Back in the car, the woman’s phone reads that they’ll leave me at my hotel to rest and then pick me up at six for a Beijing Duck dinner (it’s not pronounced Peking duck. It’s named after the city, which used to be romanticized as Peking and then later updated to the more accurate spelling of Beijing.)

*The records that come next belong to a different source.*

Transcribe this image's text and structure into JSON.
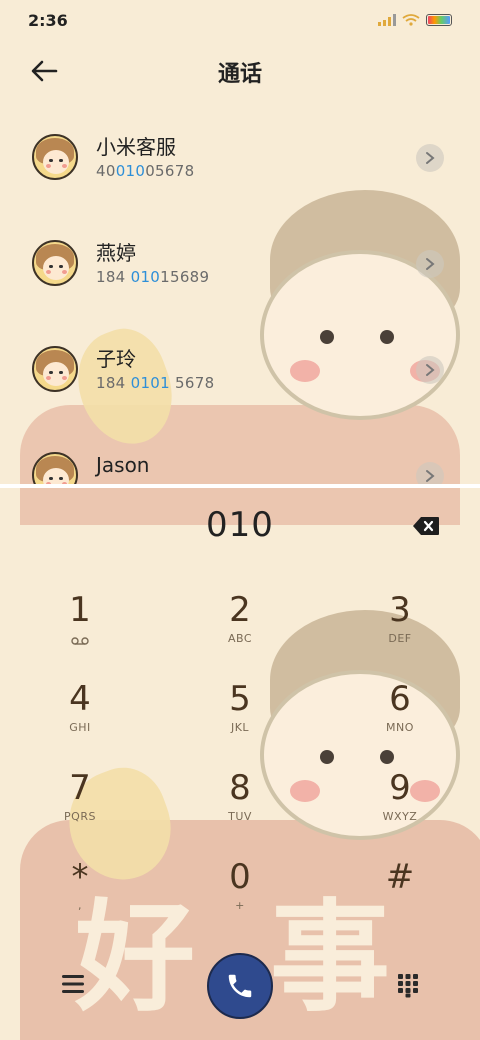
{
  "status_bar": {
    "time": "2:36",
    "icons": [
      "signal-icon",
      "wifi-icon",
      "battery-icon"
    ]
  },
  "header": {
    "title": "通话",
    "back_icon": "back-arrow-icon"
  },
  "contacts": [
    {
      "name": "小米客服",
      "number_pre": "40",
      "number_hl": "010",
      "number_post": "05678",
      "chevron_icon": "chevron-right-icon"
    },
    {
      "name": "燕婷",
      "number_pre": "184 ",
      "number_hl": "010",
      "number_post": "15689",
      "chevron_icon": "chevron-right-icon"
    },
    {
      "name": "子玲",
      "number_pre": "184 ",
      "number_hl": "0101",
      "number_post": " 5678",
      "chevron_icon": "chevron-right-icon"
    },
    {
      "name": "Jason",
      "number_pre": "",
      "number_hl": "",
      "number_post": "",
      "chevron_icon": "chevron-right-icon"
    }
  ],
  "dial": {
    "input_value": "010",
    "backspace_icon": "backspace-icon"
  },
  "keypad": [
    {
      "digit": "1",
      "letters": "",
      "sub_icon": "voicemail-icon"
    },
    {
      "digit": "2",
      "letters": "ABC"
    },
    {
      "digit": "3",
      "letters": "DEF"
    },
    {
      "digit": "4",
      "letters": "GHI"
    },
    {
      "digit": "5",
      "letters": "JKL"
    },
    {
      "digit": "6",
      "letters": "MNO"
    },
    {
      "digit": "7",
      "letters": "PQRS"
    },
    {
      "digit": "8",
      "letters": "TUV"
    },
    {
      "digit": "9",
      "letters": "WXYZ"
    },
    {
      "digit": "*",
      "letters": ","
    },
    {
      "digit": "0",
      "letters": "+"
    },
    {
      "digit": "#",
      "letters": ""
    }
  ],
  "bottom_bar": {
    "menu_icon": "menu-icon",
    "call_icon": "phone-icon",
    "dialpad_icon": "dialpad-icon"
  },
  "wallpaper": {
    "chars": [
      "好",
      "事"
    ]
  },
  "colors": {
    "background": "#f8ecd6",
    "highlight": "#2e8fd8",
    "call_button": "#2f4a8e",
    "key_text": "#4a3520"
  }
}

We get to one hotel, but they don’t have the ability to take foreigners, so we head across town to a giant building with International Hotel written on the front. The front door is a giant revolving door that leads to at least four well dressed people waiting to greet us. Everything is shiny and looks like it’s lined with gold. There are all different kinds of display cases with expensive things and large art pieces on the walls. Maybe they try very hard on the entrance for the foreigners and then it’s just a normal hotel the rest of the way. The pit of my stomach is feeling guilty that it might not change. The woman takes the lead and talks to the people at the counter before pulling out her credit card and getting me all set for the night. We walk over to the elevator and it doesn’t work for half a second, so a woman pops up out of nowhere to help us. Up to the eight floor and I was right, the floor layout is just as magnificent as the lobby. She leaves me at my room with instructions to be ready at six for dinner.
I open the door to a huge room with two beds and every amenity you might be given in any five star hotel. I’m in total disbelief that I go from the last two nights in my tent to spending the last one in such luxury.

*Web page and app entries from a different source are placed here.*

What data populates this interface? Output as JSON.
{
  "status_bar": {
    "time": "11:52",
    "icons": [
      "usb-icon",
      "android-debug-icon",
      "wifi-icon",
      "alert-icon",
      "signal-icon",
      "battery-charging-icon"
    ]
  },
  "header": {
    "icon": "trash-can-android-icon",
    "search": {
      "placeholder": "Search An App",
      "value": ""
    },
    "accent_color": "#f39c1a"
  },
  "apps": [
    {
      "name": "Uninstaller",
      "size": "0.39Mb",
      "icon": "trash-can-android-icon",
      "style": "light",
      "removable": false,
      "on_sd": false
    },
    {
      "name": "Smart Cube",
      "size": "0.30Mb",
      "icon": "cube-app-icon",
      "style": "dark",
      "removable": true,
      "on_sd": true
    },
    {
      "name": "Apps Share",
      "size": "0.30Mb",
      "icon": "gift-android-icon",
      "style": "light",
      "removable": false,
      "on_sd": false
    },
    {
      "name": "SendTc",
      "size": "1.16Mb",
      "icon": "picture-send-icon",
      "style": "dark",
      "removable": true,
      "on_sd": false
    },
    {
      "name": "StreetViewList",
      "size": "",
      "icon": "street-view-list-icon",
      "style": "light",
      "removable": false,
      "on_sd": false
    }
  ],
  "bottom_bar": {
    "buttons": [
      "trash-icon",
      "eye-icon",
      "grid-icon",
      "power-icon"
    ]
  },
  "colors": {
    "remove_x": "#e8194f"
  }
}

I spend most of the time messing with little gadgets and features in the room and make sure to shower and shave before dinner. Even the shower is all fancy with multiple shower heads and more kinds of soap then I knew existed.

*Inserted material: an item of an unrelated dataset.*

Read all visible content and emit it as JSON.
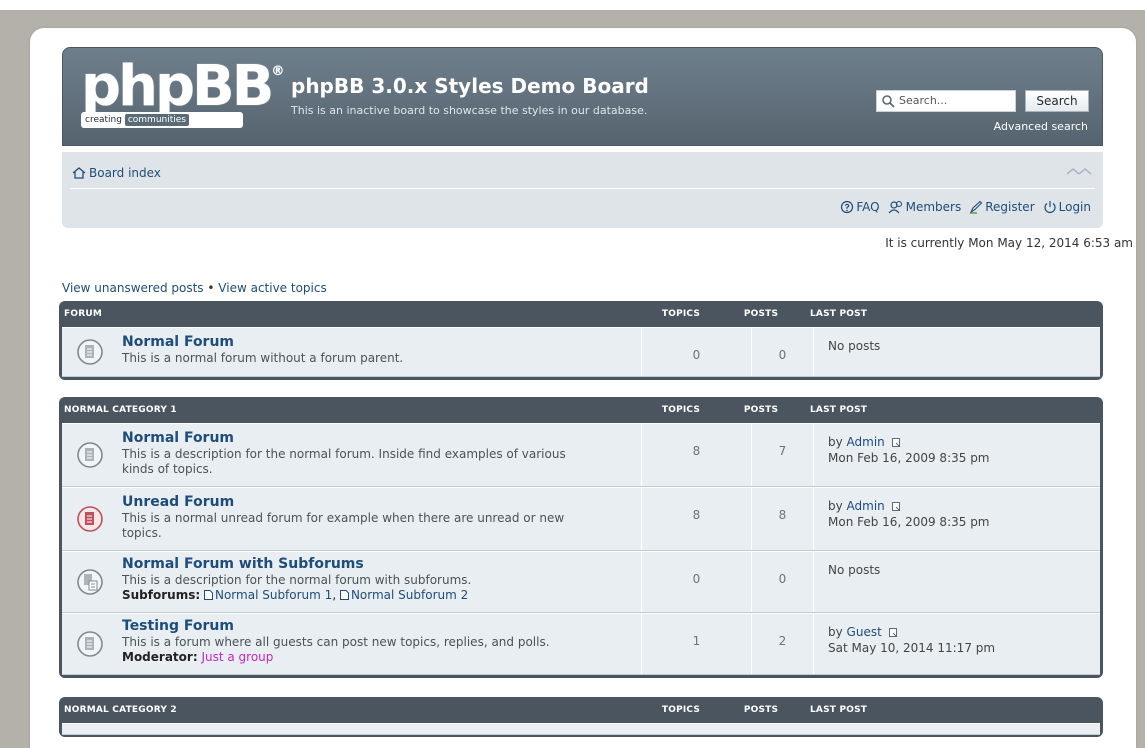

I go back down at six to meet the couple. We enter the traffic jam that is Chinese rush hour and in about thirty minutes make it the two blocks to dinner. I follow the woman while the man runs next door. We go past the open seating, up stairs, and into a private room where a few of her friends are waiting. We sit at a large white cloth table with a giant revolving glass table in the middle of the cloth table part. Some servers come in and bring a few different kind of dishes. The husband who was driving come in with two bottles of “Buy Joe” (that’s my best phonetic spelling of the name in Chinese) or Chinese wine. I think there’s something lost in translation there because its strength and taste is more like vodka. Then, a chef comes in to cut the duck there and serve the table. Whoa, this is fancy! Throughout the dinner the men all cheers someone else directly and then those two people take a swig. I take it easy not knowing the strength of the finer hard alcohol here. Then, I’m not even kidding you, we’re served … orange chicken! So all those people who say orange chicken is a bad imitation of Chinese food, haven’t really been to China. The taste is pretty close as well, but even at home the taste varies from place to place. With that said, there’s no doubt orange chicken is real Chinese dish. Toward the end they serve these wonderful steamed meat buns and some yams that are claimed to be medicinal. I’m sitting next to the wife who checked me into the hotel and she keeps typing things in her phone to fill me in on what’s going on, such a wonderful gesture, even though I’m mostly used to being totally lost by now.
We finish dinner and they take me back to the hotel where I fall fast asleep in the bed made of cloud-like material. I can’t believe how lucky I’ve been so far on this journey. It doesn’t even seem real when I think about how all of it came about. China is completely different than I ever expected it to be in regards to the generosity of the people and their passion to show that to the rest of the world.